Copy the entries exactly. Leave out any pictures.

● **Entries from a dataset of interfaces**
┏━━

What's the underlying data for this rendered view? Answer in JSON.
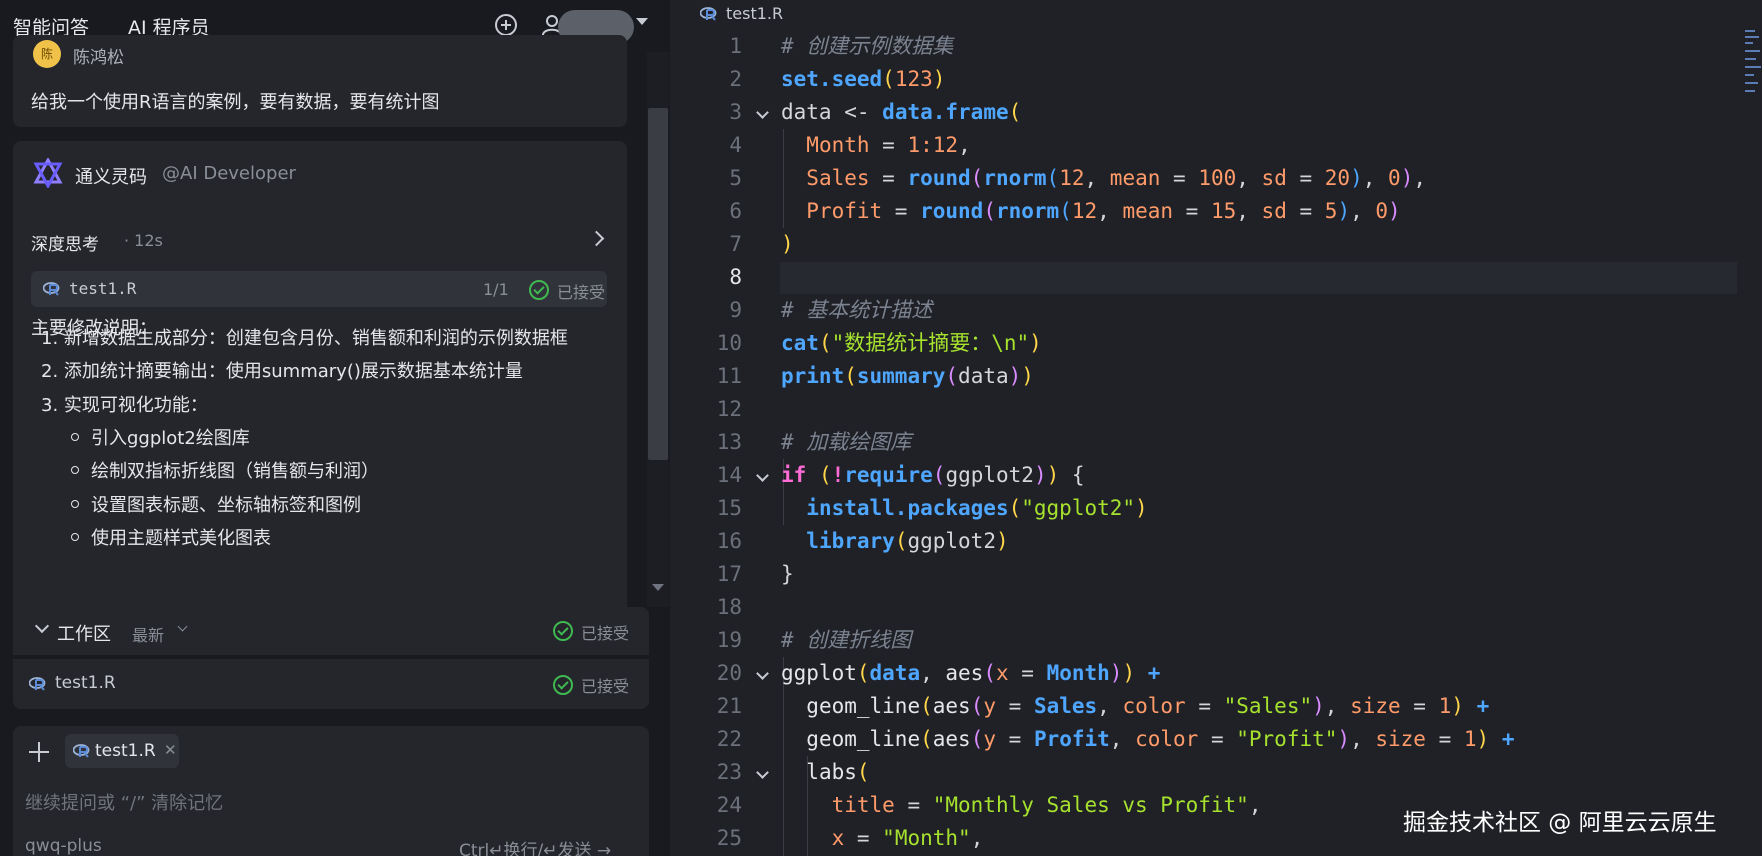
{
  "tabs": [
    "智能问答",
    "AI 程序员"
  ],
  "user_message": {
    "name": "陈鸿松",
    "text": "给我一个使用R语言的案例，要有数据，要有统计图"
  },
  "ai": {
    "name": "通义灵码",
    "handle": "@AI Developer",
    "think_label": "深度思考",
    "think_time": "· 12s",
    "file": {
      "name": "test1.R",
      "count": "1/1",
      "status": "已接受"
    },
    "summary_title": "主要修改说明：",
    "ordered": [
      "1. 新增数据生成部分：创建包含月份、销售额和利润的示例数据框",
      "2. 添加统计摘要输出：使用summary()展示数据基本统计量",
      "3. 实现可视化功能："
    ],
    "bullets": [
      "引入ggplot2绘图库",
      "绘制双指标折线图（销售额与利润）",
      "设置图表标题、坐标轴标签和图例",
      "使用主题样式美化图表"
    ]
  },
  "workspace": {
    "title": "工作区",
    "filter": "最新",
    "status": "已接受",
    "file": "test1.R",
    "file_status": "已接受"
  },
  "input": {
    "chip": "test1.R",
    "placeholder": "继续提问或 “/” 清除记忆",
    "model": "qwq-plus",
    "hint": "Ctrl↵换行/↵发送 →"
  },
  "editor": {
    "tab": "test1.R",
    "active_line": 8,
    "line_numbers": [
      "1",
      "2",
      "3",
      "4",
      "5",
      "6",
      "7",
      "8",
      "9",
      "10",
      "11",
      "12",
      "13",
      "14",
      "15",
      "16",
      "17",
      "18",
      "19",
      "20",
      "21",
      "22",
      "23",
      "24",
      "25"
    ]
  },
  "watermark": "掘金技术社区 @ 阿里云云原生",
  "colors": {
    "accent": "#4c8dff",
    "accepted": "#3fb950",
    "keyword": "#ff6bd5",
    "string": "#a6e22e"
  }
}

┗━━

● **Solution to this problem**
What's the underlying data for this rendered view? Answer in JSON.
{
  "tabs": [
    "智能问答",
    "AI 程序员"
  ],
  "user_message": {
    "name": "陈鸿松",
    "text": "给我一个使用R语言的案例，要有数据，要有统计图"
  },
  "ai": {
    "name": "通义灵码",
    "handle": "@AI Developer",
    "think_label": "深度思考",
    "think_time": "· 12s",
    "file": {
      "name": "test1.R",
      "count": "1/1",
      "status": "已接受"
    },
    "summary_title": "主要修改说明：",
    "ordered": [
      "1. 新增数据生成部分：创建包含月份、销售额和利润的示例数据框",
      "2. 添加统计摘要输出：使用summary()展示数据基本统计量",
      "3. 实现可视化功能："
    ],
    "bullets": [
      "引入ggplot2绘图库",
      "绘制双指标折线图（销售额与利润）",
      "设置图表标题、坐标轴标签和图例",
      "使用主题样式美化图表"
    ]
  },
  "workspace": {
    "title": "工作区",
    "filter": "最新",
    "status": "已接受",
    "file": "test1.R",
    "file_status": "已接受"
  },
  "input": {
    "chip": "test1.R",
    "placeholder": "继续提问或 “/” 清除记忆",
    "model": "qwq-plus",
    "hint": "Ctrl↵换行/↵发送 →"
  },
  "editor": {
    "tab": "test1.R",
    "active_line": 8,
    "line_numbers": [
      "1",
      "2",
      "3",
      "4",
      "5",
      "6",
      "7",
      "8",
      "9",
      "10",
      "11",
      "12",
      "13",
      "14",
      "15",
      "16",
      "17",
      "18",
      "19",
      "20",
      "21",
      "22",
      "23",
      "24",
      "25"
    ]
  },
  "watermark": "掘金技术社区 @ 阿里云云原生",
  "colors": {
    "accent": "#4c8dff",
    "accepted": "#3fb950",
    "keyword": "#ff6bd5",
    "string": "#a6e22e"
  }
}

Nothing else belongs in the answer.